╭──

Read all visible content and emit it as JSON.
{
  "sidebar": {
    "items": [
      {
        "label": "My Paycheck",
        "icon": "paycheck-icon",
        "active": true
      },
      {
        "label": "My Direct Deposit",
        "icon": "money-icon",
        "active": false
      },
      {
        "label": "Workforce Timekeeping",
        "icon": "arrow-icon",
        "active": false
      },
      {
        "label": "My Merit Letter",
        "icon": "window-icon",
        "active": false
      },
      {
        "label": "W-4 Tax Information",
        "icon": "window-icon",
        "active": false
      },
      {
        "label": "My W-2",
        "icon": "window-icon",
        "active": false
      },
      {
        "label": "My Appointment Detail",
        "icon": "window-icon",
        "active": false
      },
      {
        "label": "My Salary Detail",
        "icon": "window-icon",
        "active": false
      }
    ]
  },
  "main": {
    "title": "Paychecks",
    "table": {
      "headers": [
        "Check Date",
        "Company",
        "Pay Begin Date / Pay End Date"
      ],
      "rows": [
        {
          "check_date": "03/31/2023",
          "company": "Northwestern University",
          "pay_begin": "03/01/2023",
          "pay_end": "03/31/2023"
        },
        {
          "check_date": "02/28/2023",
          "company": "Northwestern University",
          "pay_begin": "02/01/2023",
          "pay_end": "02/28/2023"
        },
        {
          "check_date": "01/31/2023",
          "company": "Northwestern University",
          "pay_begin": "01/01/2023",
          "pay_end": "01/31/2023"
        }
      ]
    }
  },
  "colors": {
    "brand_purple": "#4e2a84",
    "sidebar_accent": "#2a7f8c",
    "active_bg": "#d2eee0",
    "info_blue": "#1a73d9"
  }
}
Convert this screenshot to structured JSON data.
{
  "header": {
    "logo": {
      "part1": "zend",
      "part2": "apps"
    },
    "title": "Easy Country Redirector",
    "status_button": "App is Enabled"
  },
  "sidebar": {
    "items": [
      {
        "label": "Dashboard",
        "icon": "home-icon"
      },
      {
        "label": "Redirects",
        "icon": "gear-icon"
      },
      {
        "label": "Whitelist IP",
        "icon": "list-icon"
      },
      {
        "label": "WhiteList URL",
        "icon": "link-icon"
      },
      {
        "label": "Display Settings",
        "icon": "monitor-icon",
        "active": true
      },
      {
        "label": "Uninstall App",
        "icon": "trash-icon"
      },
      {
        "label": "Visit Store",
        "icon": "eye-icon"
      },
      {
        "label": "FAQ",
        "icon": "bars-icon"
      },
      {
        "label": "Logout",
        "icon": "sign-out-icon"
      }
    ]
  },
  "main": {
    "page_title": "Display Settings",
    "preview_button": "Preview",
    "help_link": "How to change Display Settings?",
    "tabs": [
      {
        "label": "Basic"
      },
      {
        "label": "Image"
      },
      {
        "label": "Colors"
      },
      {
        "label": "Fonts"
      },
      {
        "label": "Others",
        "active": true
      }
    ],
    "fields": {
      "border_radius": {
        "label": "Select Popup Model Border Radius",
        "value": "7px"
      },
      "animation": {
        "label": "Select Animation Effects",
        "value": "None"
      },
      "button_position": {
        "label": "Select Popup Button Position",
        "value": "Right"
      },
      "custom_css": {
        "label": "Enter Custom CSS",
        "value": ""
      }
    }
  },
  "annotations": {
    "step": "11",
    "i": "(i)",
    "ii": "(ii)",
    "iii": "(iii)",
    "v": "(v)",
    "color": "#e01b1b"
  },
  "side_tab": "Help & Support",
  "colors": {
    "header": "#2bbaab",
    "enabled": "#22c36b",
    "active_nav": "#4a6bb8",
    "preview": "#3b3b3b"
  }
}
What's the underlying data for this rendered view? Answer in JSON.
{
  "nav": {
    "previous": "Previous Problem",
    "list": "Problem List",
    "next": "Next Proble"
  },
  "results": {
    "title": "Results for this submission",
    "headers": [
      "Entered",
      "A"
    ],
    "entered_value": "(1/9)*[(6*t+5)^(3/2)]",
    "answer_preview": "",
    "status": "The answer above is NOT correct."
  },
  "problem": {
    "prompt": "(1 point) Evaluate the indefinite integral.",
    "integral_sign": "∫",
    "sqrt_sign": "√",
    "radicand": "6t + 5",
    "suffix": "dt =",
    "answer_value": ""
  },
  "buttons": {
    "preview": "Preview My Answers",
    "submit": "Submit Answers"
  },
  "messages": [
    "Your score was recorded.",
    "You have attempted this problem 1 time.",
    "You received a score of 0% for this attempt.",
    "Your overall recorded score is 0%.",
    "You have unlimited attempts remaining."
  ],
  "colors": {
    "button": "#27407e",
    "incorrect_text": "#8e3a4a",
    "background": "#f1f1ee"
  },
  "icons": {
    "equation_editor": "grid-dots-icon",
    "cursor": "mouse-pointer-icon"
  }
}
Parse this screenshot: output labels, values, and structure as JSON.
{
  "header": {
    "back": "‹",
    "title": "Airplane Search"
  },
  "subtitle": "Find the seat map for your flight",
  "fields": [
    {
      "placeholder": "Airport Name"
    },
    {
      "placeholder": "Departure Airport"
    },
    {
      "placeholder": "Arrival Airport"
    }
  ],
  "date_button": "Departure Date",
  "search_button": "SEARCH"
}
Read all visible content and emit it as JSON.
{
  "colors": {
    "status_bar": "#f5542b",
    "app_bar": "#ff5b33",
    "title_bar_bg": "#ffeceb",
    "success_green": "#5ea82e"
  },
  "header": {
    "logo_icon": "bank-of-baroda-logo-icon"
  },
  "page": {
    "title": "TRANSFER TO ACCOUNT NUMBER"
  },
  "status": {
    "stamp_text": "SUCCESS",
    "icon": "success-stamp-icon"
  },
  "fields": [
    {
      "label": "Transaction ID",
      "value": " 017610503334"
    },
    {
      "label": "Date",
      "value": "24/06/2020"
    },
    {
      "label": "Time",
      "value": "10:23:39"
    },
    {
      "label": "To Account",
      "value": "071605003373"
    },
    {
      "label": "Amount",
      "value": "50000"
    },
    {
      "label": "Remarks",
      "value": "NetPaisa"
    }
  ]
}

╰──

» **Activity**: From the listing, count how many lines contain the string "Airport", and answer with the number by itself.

» **Answer for this exercise**: 3